Finally, there's "Be satisfied with your wages.” That's the only part of John the Baptist's exhortation I feel good about--I really do have a sense of "enough" on that, simply because it does not take a whole lot of material stuff to make me happy, and I've learned rewarding lesson after lesson on that. I think about the various things where "less is more" in my life.
Having less "stuff" than most people in my line of work has resulted in a certain amount of security and efficiency to my lifestyle.
Accepting that I am a person very likely called to a single lifestyle has taught me that this lifestyle allows me to be generous to people in ways people with families don't have time.
Living in a somewhat isolated part of the country has taught me I need very few of the "normal" consumer stimulations to be happy.
When I began to tithe, I discovered a new way of looking at things--that what I was doing was not simply a "10% income reduction." Nothing really reduced in my life. Things grew instead.
But those good feelings have still not absolved me of asking more questions of myself. I realized something important. When I am busy congratulating myself about "being happy with less," I am probably diverting my attention from something I'm psychologically hoarding.
Take that laundry list I just wrote for you about my discoveries. A piece of what I told you comes from a deep and holy place. BUT--I have to be honest here. Another piece of what I just told you comes from a quite shallow place--the place where my ego wants you to see me as this model of spiritual discipline. The ugly truth is, there are times I sort of want people to look at me like this 101st Screaming Eagle Airborne Ranger of spiritual discipline. There's a part of me that doesn't just want you to see me as an infantry "grunt" in God's Army of Love, but a very elite grunt.
Which, of course, leads me to the humility that "I still don't quite get it," even though I get it far better than I used to.
You might wonder why I chose the painting above for this discussion.
Notice what's going on slightly to the right of front and center in the painting.
There's a little brown dog sitting on the tail of the cloak of the guy in tan--and the guy doesn't even notice it.
He's so captivated in what John the Baptist has to say, he doesn't even notice there's a dog sitting on his cloak.
For that man, hearing John's words is enough.
If he were to move, he'd notice pretty quickly the dog is restricting his movement. Would he push the dog off? Could he sit still for the dog's sake, so long that his sacrum hurt or his butt fell asleep or he got shooting pains down one leg? I don't know.
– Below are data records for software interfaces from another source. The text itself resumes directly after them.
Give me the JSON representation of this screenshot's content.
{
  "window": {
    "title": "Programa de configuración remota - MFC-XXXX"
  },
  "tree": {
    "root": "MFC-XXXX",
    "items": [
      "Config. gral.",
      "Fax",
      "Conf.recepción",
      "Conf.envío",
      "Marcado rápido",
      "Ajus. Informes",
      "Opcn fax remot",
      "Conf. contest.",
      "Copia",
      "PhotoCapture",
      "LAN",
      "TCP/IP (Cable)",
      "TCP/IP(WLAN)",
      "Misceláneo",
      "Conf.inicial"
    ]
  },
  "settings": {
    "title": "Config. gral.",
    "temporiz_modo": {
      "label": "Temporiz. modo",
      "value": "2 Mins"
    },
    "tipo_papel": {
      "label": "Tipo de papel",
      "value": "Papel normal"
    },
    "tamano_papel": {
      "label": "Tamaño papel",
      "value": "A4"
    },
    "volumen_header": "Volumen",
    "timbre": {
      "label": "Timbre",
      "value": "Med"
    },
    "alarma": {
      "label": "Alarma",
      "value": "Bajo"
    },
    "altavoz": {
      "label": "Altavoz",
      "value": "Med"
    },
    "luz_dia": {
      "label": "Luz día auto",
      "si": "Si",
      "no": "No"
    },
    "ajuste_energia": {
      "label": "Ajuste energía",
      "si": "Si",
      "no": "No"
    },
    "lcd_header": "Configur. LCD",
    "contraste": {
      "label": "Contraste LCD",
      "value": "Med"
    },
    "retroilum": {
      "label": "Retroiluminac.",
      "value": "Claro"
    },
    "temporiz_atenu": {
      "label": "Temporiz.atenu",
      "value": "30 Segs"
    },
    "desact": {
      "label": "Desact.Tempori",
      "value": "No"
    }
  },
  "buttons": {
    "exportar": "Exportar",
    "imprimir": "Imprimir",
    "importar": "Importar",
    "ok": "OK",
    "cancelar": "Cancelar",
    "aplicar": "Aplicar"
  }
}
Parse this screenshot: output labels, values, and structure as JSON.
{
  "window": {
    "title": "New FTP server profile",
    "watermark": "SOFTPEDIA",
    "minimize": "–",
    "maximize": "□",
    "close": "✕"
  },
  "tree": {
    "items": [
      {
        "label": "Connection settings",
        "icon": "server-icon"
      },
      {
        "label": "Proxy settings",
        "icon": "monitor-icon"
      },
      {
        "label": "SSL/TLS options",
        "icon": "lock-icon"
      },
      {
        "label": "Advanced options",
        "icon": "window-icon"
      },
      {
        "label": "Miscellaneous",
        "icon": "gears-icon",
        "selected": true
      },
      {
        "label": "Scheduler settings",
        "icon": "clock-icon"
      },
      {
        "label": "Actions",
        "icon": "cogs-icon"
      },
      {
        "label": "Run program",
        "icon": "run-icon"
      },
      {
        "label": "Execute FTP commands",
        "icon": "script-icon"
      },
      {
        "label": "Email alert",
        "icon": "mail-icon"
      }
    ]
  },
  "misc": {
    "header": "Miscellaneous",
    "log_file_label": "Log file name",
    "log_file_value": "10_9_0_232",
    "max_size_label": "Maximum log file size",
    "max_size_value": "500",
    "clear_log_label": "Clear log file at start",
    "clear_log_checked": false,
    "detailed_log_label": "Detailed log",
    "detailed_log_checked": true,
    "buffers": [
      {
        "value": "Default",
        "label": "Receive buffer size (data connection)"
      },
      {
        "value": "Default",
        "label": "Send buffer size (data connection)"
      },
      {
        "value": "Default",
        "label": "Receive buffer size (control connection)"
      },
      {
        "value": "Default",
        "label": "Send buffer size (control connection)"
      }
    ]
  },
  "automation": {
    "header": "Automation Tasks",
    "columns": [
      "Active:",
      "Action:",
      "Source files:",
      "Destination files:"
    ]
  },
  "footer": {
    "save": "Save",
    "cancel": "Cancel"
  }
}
So it is with any of the good growing within us. When we are simply "living it" and not thinking about "how we look in it," we will have mostly arrived into it.